By Sérgio Siscaro
The first proven use of cannabis for medicinal purposes happened under the rule of Chinese emperor Chen Nung, in 2,700 b.C. At the time, the plant – currently better known for being the base for marijuana – was known for treating malaria, constipation, and rheumatic pain, among other uses. Today, its use as the active principle of many medicines has been increasing around the world: it has been prescribed to treat many health issues, from cancer and diabetes to neurodegenerative diseases, epilepsy, and Alzheimer’s disease. Therefore, many countries have been adjusting their laws and allowing cannabis medicinal use.
Besides improving patients’ situations, the use of medicinal cannabis will open a billion-dollar market in the next years. According to a recent study from the consulting company Euromonitor, the total consumption of the plant (both legally and illegally) represented, in 2019, a global activity of US$150 billion. This amount shall reach US$166 billion in the next five years, and 77% of this amount shall represent legal sales, which include the medicinal use.
To discuss the opportunities for the health market, the Chamber of Commerce Brazil-Canada (CCBC) shall promote, next April 7, the Brazil-Canada Medicinal Cannabis Forum. The idea is taking Canadian experience in that field – the country has made it legal to trade cannabis for medicinal use in 2001. Throughout the event, the matter shall be discussed by academic researchers, medical experts, representatives from entities of patients, and members of Government authorities, besides businessmen interested in taking part in that market.
Enrollments for CCBC’s Canada-Brazil Medicinal Cannabis Forum may be made here: https://www.sympla.com.br/1-forum-brasil-canada-de-cannabis-medicinal__799087
Access to knowledge is a challenge

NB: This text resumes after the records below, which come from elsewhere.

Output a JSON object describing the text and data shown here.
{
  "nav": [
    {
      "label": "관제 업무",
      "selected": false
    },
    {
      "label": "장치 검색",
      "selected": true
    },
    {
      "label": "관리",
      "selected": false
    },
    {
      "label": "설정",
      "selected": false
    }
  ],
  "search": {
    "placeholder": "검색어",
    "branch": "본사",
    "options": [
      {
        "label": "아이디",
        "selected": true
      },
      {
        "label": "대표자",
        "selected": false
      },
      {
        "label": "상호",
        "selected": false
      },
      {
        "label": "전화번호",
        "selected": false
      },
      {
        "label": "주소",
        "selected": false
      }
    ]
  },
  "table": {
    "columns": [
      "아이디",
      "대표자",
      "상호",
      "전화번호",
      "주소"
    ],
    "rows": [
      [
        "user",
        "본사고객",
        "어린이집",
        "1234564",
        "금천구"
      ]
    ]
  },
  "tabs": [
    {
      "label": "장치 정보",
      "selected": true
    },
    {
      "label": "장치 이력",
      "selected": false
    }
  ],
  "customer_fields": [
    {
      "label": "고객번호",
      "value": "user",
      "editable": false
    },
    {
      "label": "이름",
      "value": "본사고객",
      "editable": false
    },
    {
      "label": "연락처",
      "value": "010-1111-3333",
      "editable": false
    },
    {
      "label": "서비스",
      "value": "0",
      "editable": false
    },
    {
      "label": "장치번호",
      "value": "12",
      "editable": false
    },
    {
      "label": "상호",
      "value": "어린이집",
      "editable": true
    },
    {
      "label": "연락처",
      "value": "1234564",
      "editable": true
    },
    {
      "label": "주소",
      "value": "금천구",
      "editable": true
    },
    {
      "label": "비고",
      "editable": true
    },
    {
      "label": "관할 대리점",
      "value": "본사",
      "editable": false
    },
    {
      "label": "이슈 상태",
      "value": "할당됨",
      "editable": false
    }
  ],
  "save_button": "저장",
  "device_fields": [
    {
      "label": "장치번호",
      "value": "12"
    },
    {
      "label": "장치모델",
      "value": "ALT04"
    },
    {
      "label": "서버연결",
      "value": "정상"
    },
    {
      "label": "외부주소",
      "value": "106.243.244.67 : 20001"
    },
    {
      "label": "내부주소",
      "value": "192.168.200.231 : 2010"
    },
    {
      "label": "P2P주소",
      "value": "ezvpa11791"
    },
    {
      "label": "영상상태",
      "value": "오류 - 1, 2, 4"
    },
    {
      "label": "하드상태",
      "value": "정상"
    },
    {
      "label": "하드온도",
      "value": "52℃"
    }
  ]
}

One of the Forum attendees is Wellington Briques, an officer in the area of Global Medical Affairs for Latin America at the Canadian company Canopy Growth Corporation. According to him, the main matter to be discussed regarding the use of cannabis for medicinal purposes is education – and not only in Brazil but in the world as a whole. “Today, there are around 15 thousand to 17 thousand prescriptions that went through Anvisa [National Health Surveillance Agency] and requested an authorization to import cannabis. These prescriptions were made by 1,100 physicians, in other words, only 0.25% of physicians working in Brazil. This is a result of the lack of information and knowledge surrounding the matter,” he says.
According to Briques, the use of cannabis for medicinal purposes is still very recent, and its applications may not be discussed in medical schools. “There is a need for partnerships with universities to try and fill this gap,” he says, adding that he attended a course at Universidade de São Paulo (USP) with more than 90 attendees.

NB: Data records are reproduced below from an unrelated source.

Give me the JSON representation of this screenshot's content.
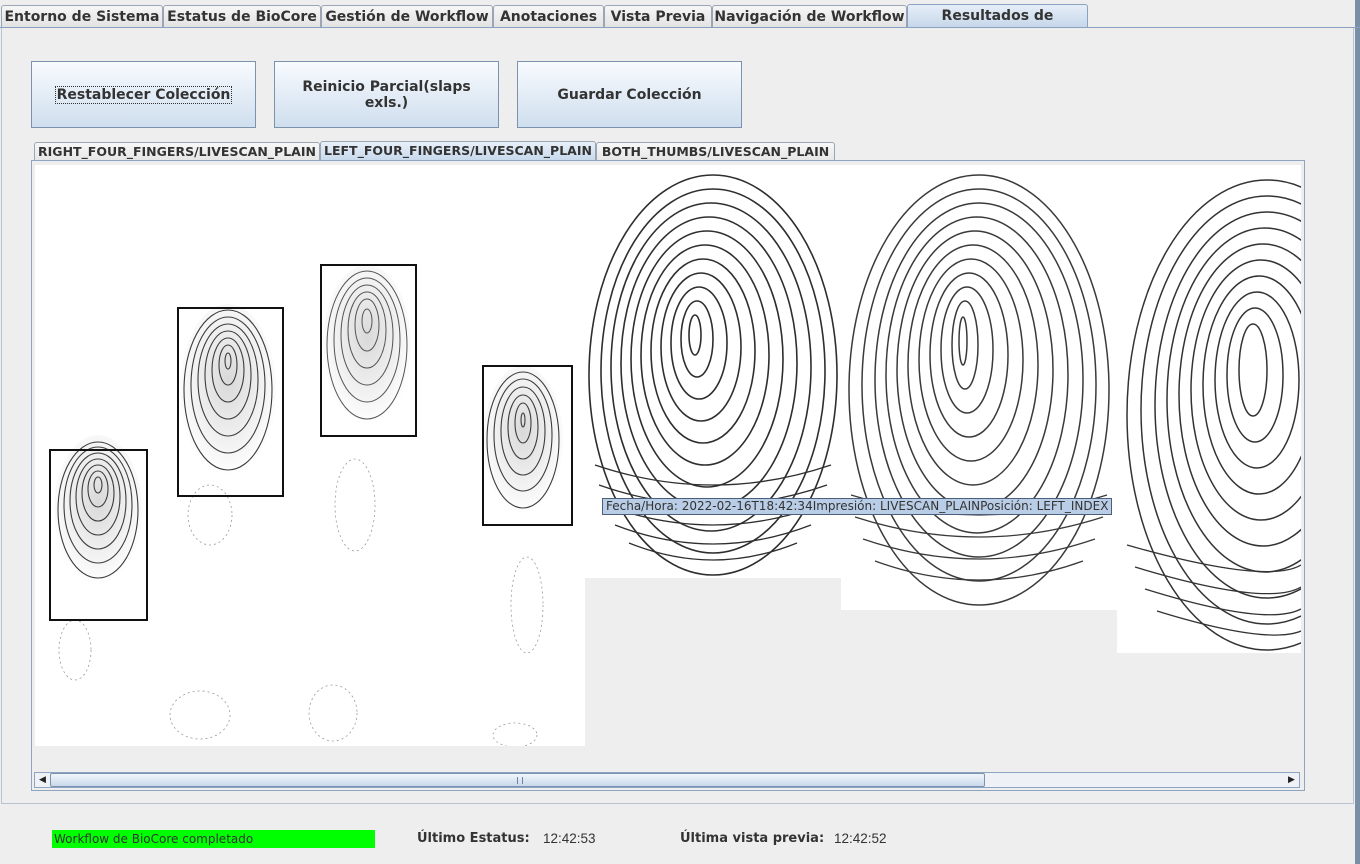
{
  "main_tabs": [
    {
      "label": "Entorno de Sistema",
      "active": false
    },
    {
      "label": "Estatus de BioCore",
      "active": false
    },
    {
      "label": "Gestión de Workflow",
      "active": false
    },
    {
      "label": "Anotaciones",
      "active": false
    },
    {
      "label": "Vista Previa",
      "active": false
    },
    {
      "label": "Navigación de Workflow",
      "active": false
    },
    {
      "label": "Resultados de Captura",
      "active": true
    }
  ],
  "actions": {
    "reset_label": "Restablecer Colección",
    "partial_label": "Reinicio Parcial(slaps exls.)",
    "save_label": "Guardar Colección"
  },
  "capture_tabs": [
    {
      "label": "RIGHT_FOUR_FINGERS/LIVESCAN_PLAIN",
      "active": false
    },
    {
      "label": "LEFT_FOUR_FINGERS/LIVESCAN_PLAIN",
      "active": true
    },
    {
      "label": "BOTH_THUMBS/LIVESCAN_PLAIN",
      "active": false
    }
  ],
  "tooltip": {
    "text": "Fecha/Hora: 2022-02-16T18:42:34Impresión: LIVESCAN_PLAINPosición: LEFT_INDEX"
  },
  "status": {
    "progress_text": "Workflow de BioCore completado",
    "progress_fraction": 1.0,
    "progress_color": "#00ff00",
    "last_status_label": "Último Estatus:",
    "last_status_time": "12:42:53",
    "last_preview_label": "Última vista previa:",
    "last_preview_time": "12:42:52"
  },
  "icons": {
    "scroll_left": "arrow-left-icon",
    "scroll_right": "arrow-right-icon"
  }
}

This lack of information ends up preventing doctors from prescribing cannabis – which is a new therapeutic class. “We are developing work to assess which shall be the cannabis dosage to treat pain. In April, we will bring experts from all over the world to Canada, including from Brazil. However, clinical studies like those we have in other types of medication are still lacking. This is still happening – but we have started this process,” he says.
He adds that cannabis has the advantage of, in a few treatments, replacing conventional medicines that cause a series of side effects to patients – such as in cases of multiple sclerosis or epilepsy. “This is possible in several cases. And the more scientific evidence we have more effective the treatment will be.”

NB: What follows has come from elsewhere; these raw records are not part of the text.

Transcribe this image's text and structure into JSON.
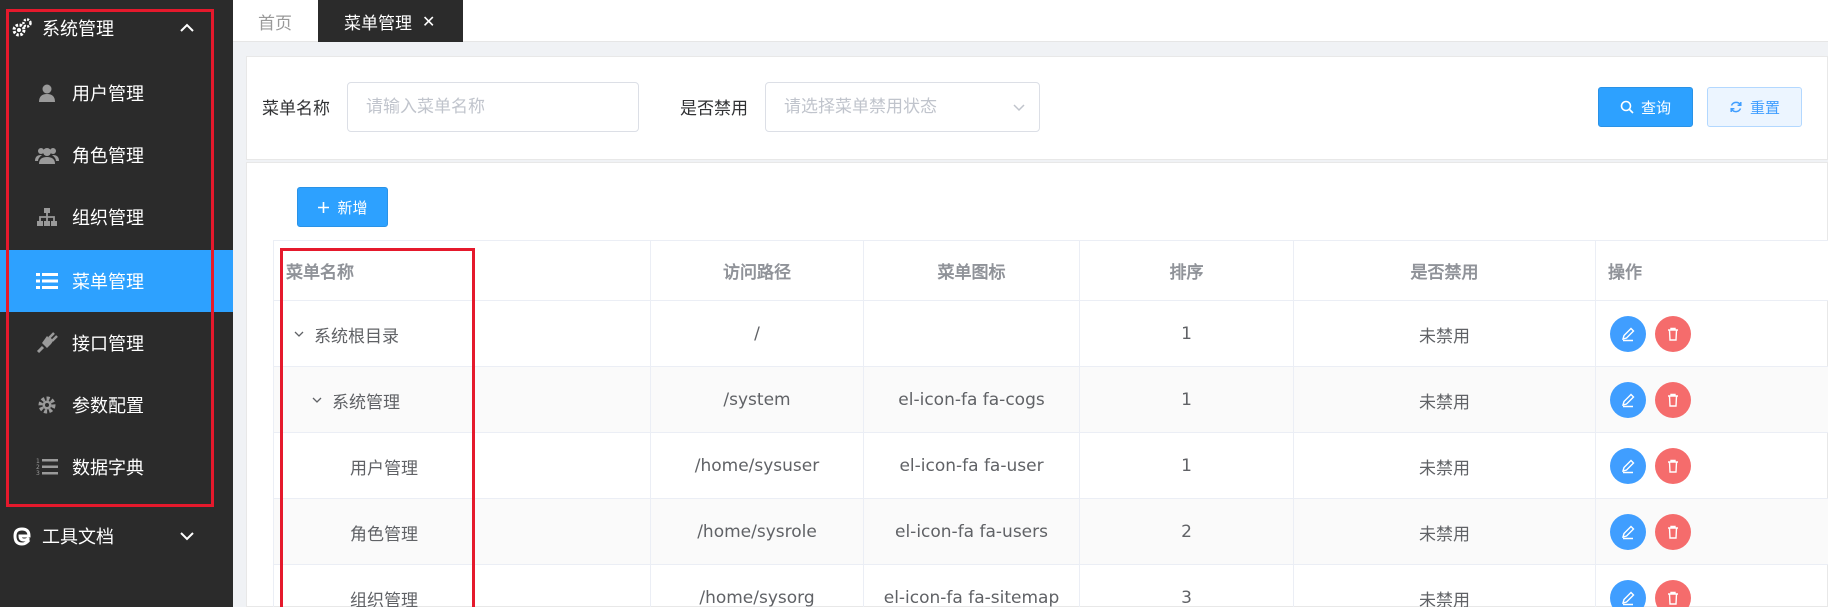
{
  "sidebar": {
    "group_system": {
      "label": "系统管理",
      "icon": "cogs-icon",
      "chevron": "chevron-up-icon"
    },
    "items": [
      {
        "label": "用户管理",
        "icon": "user-icon"
      },
      {
        "label": "角色管理",
        "icon": "users-icon"
      },
      {
        "label": "组织管理",
        "icon": "sitemap-icon"
      },
      {
        "label": "菜单管理",
        "icon": "list-icon",
        "active": true
      },
      {
        "label": "接口管理",
        "icon": "plug-icon"
      },
      {
        "label": "参数配置",
        "icon": "gear-icon"
      },
      {
        "label": "数据字典",
        "icon": "list-ol-icon"
      }
    ],
    "group_tools": {
      "label": "工具文档",
      "icon": "edge-icon",
      "chevron": "chevron-down-icon"
    },
    "active_color": "#2da1ff",
    "bg_color": "#2b2b2b"
  },
  "tabs": {
    "home": "首页",
    "active": "菜单管理",
    "close_glyph": "✕"
  },
  "filter": {
    "name_label": "菜单名称",
    "name_placeholder": "请输入菜单名称",
    "disabled_label": "是否禁用",
    "disabled_placeholder": "请选择菜单禁用状态",
    "query_button": "查询",
    "reset_button": "重置"
  },
  "toolbar": {
    "add_button": "新增"
  },
  "table": {
    "columns": [
      "菜单名称",
      "访问路径",
      "菜单图标",
      "排序",
      "是否禁用",
      "操作"
    ],
    "rows": [
      {
        "name": "系统根目录",
        "path": "/",
        "icon": "",
        "order": "1",
        "disabled": "未禁用"
      },
      {
        "name": "系统管理",
        "path": "/system",
        "icon": "el-icon-fa fa-cogs",
        "order": "1",
        "disabled": "未禁用"
      },
      {
        "name": "用户管理",
        "path": "/home/sysuser",
        "icon": "el-icon-fa fa-user",
        "order": "1",
        "disabled": "未禁用"
      },
      {
        "name": "角色管理",
        "path": "/home/sysrole",
        "icon": "el-icon-fa fa-users",
        "order": "2",
        "disabled": "未禁用"
      },
      {
        "name": "组织管理",
        "path": "/home/sysorg",
        "icon": "el-icon-fa fa-sitemap",
        "order": "3",
        "disabled": "未禁用"
      }
    ]
  }
}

Briques believes that there shall be a lot of the cannabis extract available in Brazil as of the second semester if the import orders are accepted. “It shall contribute to reduce the negative image of the plant here. But it is necessary to make it clear to the society the difference between medicinal and recreational cannabis.” Briques also tells that in Canopy they work a lot on the matter of advertisement for medicinal cannabis – which, despite having been used for many years in Canada, still generates a certain social stigma. “We have to take extra care with language. But the stigma tends to disappear when people understand the difference between one thing and the other,” he says.